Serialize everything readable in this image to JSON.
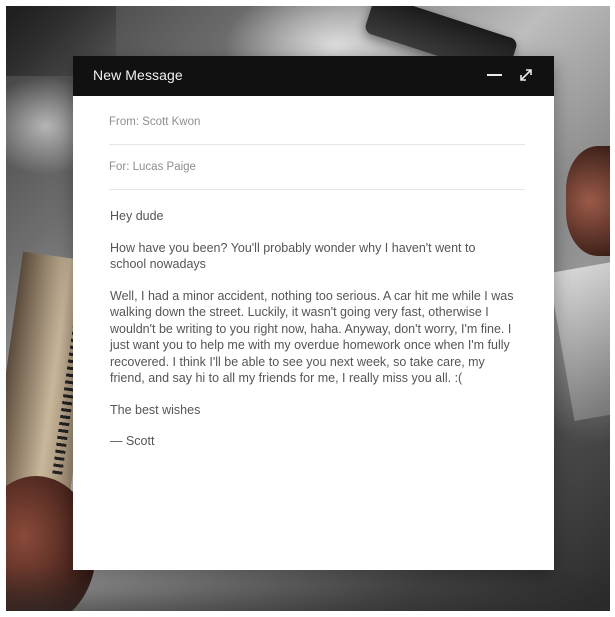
{
  "window": {
    "title": "New Message",
    "minimize_icon": "minimize-icon",
    "expand_icon": "expand-icon"
  },
  "message": {
    "from": "From: Scott Kwon",
    "for": "For: Lucas Paige",
    "greeting": "Hey dude",
    "paragraph_1": "How have you been? You'll probably wonder why I haven't went to school nowadays",
    "paragraph_2": "Well, I had a minor accident, nothing too serious. A car hit me while I was walking down the street. Luckily, it wasn't going very fast, otherwise I wouldn't be writing to you right now, haha. Anyway, don't worry, I'm fine. I just want you to help me with my overdue homework once when I'm fully recovered. I think I'll be able to see you next week, so take care, my friend, and say hi to all my friends for me, I really miss you all. :(",
    "closing": "The best wishes",
    "signature": "— Scott"
  },
  "colors": {
    "titlebar": "#111111",
    "window_bg": "#ffffff",
    "body_text": "#555555",
    "field_text": "#8e8e8e"
  }
}
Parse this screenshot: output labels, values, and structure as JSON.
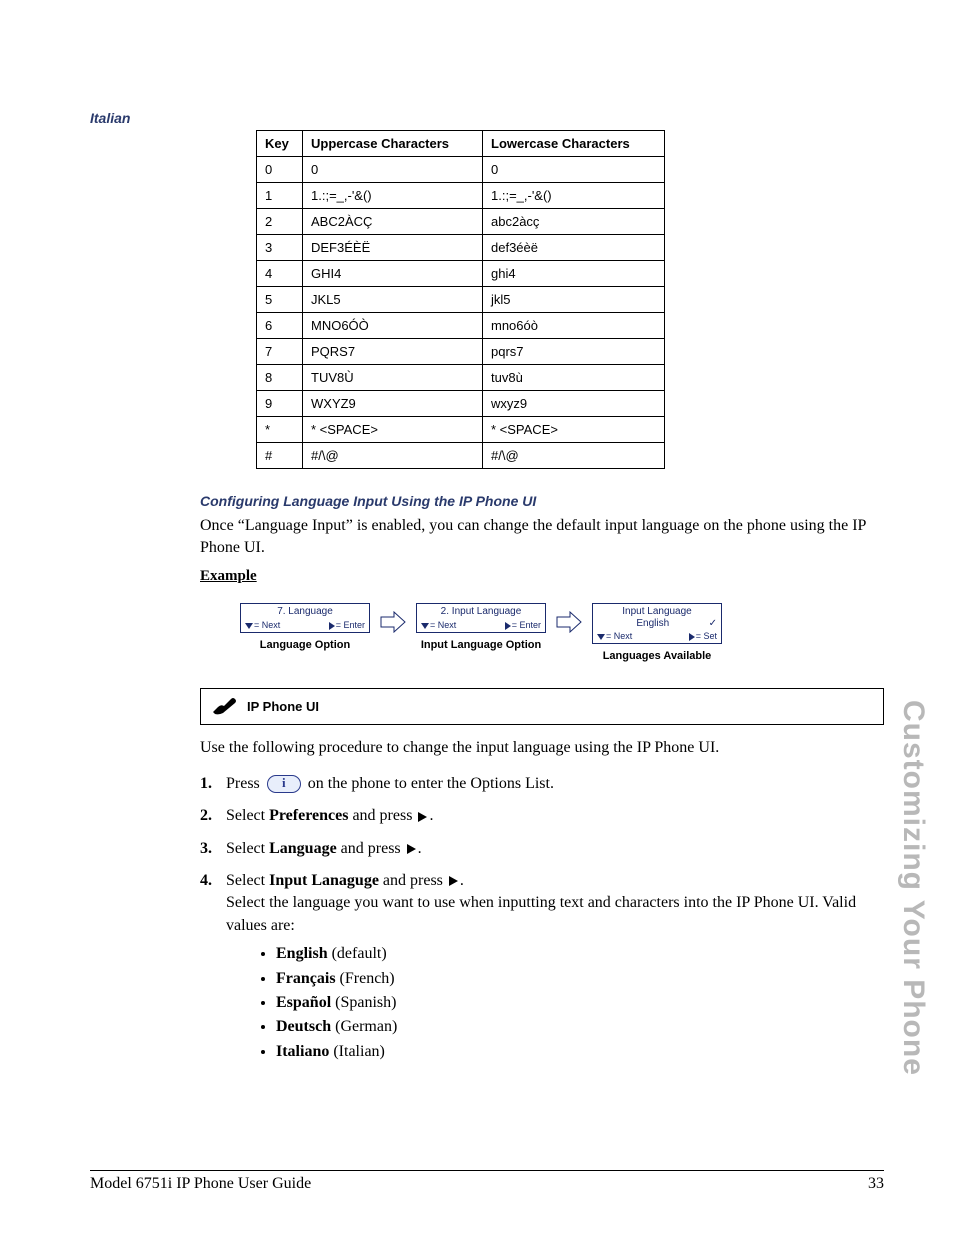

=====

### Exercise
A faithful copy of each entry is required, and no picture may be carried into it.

### Completed task
Serialize everything readable in this image to JSON.
{
  "window": {
    "title": "New Message",
    "minimize_icon": "minimize-icon",
    "expand_icon": "expand-icon"
  },
  "message": {
    "from": "From: Scott Kwon",
    "for": "For: Lucas Paige",
    "greeting": "Hey dude",
    "paragraph_1": "How have you been? You'll probably wonder why I haven't went to school nowadays",
    "paragraph_2": "Well, I had a minor accident, nothing too serious. A car hit me while I was walking down the street. Luckily, it wasn't going very fast, otherwise I wouldn't be writing to you right now, haha. Anyway, don't worry, I'm fine. I just want you to help me with my overdue homework once when I'm fully recovered. I think I'll be able to see you next week, so take care, my friend, and say hi to all my friends for me, I really miss you all. :(",
    "closing": "The best wishes",
    "signature": "— Scott"
  },
  "colors": {
    "titlebar": "#111111",
    "window_bg": "#ffffff",
    "body_text": "#555555",
    "field_text": "#8e8e8e"
  }
}
Parse this screenshot: output labels, values, and structure as JSON.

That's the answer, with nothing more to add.